NEW YORK -- It had the potential to be the most awkward celebration ever.

In the top of the ninth inning at Yankee Stadium, before their game was complete, the Red Sox became American League East champions, by virtue of one other division rival -- Baltimore -- coming back to beat another -- Toronto -- in the ninth inning.

That eliminated the Blue Jays from the division race, and made the Sox division champs.

But that ninth inning reversal of fortune was about to visit the Red Sox, too.

Craig Kimbrel faced four hitters and allowed a single and three straight walks, leading to a run. When, after 28 pitches, he couldn't get an out, he was lifted for Joe Kelly, who recorded one out, then yielded a walk-off grand slam to Mark Teixeira.

The Yankees celebrated wildly on the field, while the Red Sox trudged into the dugout, beset with mixed emotions.

Yes, they had just lost a game that seemed theirs.

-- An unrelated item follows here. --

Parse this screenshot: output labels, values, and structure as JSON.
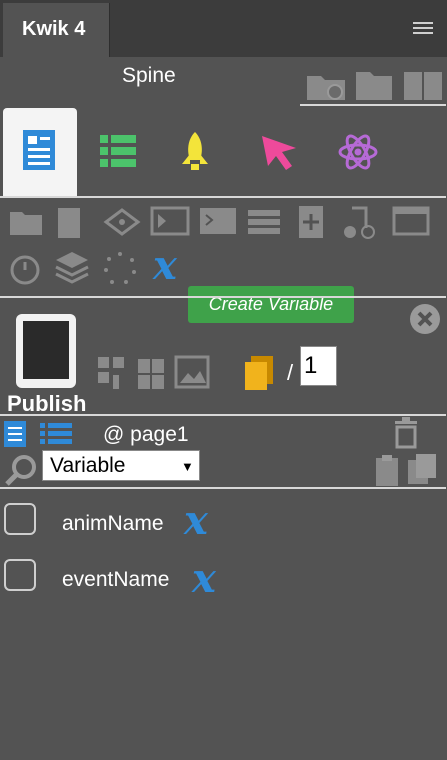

But they also had accomplished something that had taken 158 games.

What to do?

The Sox decided to drown their temporary sorrows in champagne.

"As soon as we got in here,'' said Jackie Bradley Jr., "we quickly got over it.''

From the top of the eighth until the start of the bottom of the ninth, the Red Sox seemed headed in a conventional celebration.

A two-run, bases-loaded double by Mookie Betts and a wild pitch -- the latter enabling David Ortiz to slide into home and dislodge the ball from former teammate Tommy Layne's glove --- had given the Sox a 3-0 lead.

Koji Uehara worked around a walk to post a scoreless walk and after the top of the ninth, the Sox called on Craig Kimbrel, who had successfully closed out all but two save opportunities all season.

But Kimbrel quickly allowed a leadoff single to Brett Gardner and then began pitching as though he forgot how to throw strikes. Three straight walks resulted in a run in and the bases loaded.

Joe Kelly got an out, but then Teixeira, for the second time this week, produced a game-winning homer in the ninth. On Monday, he had homered in Toronto to turn a Blue Jays win into a loss, and now, here he was again.

It may have been a rather meaningless victory for the Yankees -- who remain barely alive for the wild card -- but it did prevent them the indignity of watching the Red Sox celebrate on their lawn.

Instead, the Sox wore the shame of the walk-off -- at least until they reached their clubhouse, where the partying began in earnest.

It had taken clubhouse attendants less than five minutes to cover the floor and lockers with plastic protective sheets. In a matter of a few more minutes, the air was filled with a mix of beer and bubbly.

President of baseball operations Dave Dombrowski wore a goggles and only socks on his feet.

As the spray reached every inch of the clubhouse, David Ortiz exclaimed: "I'm going to drown in this man.''

Defeat? What defeat?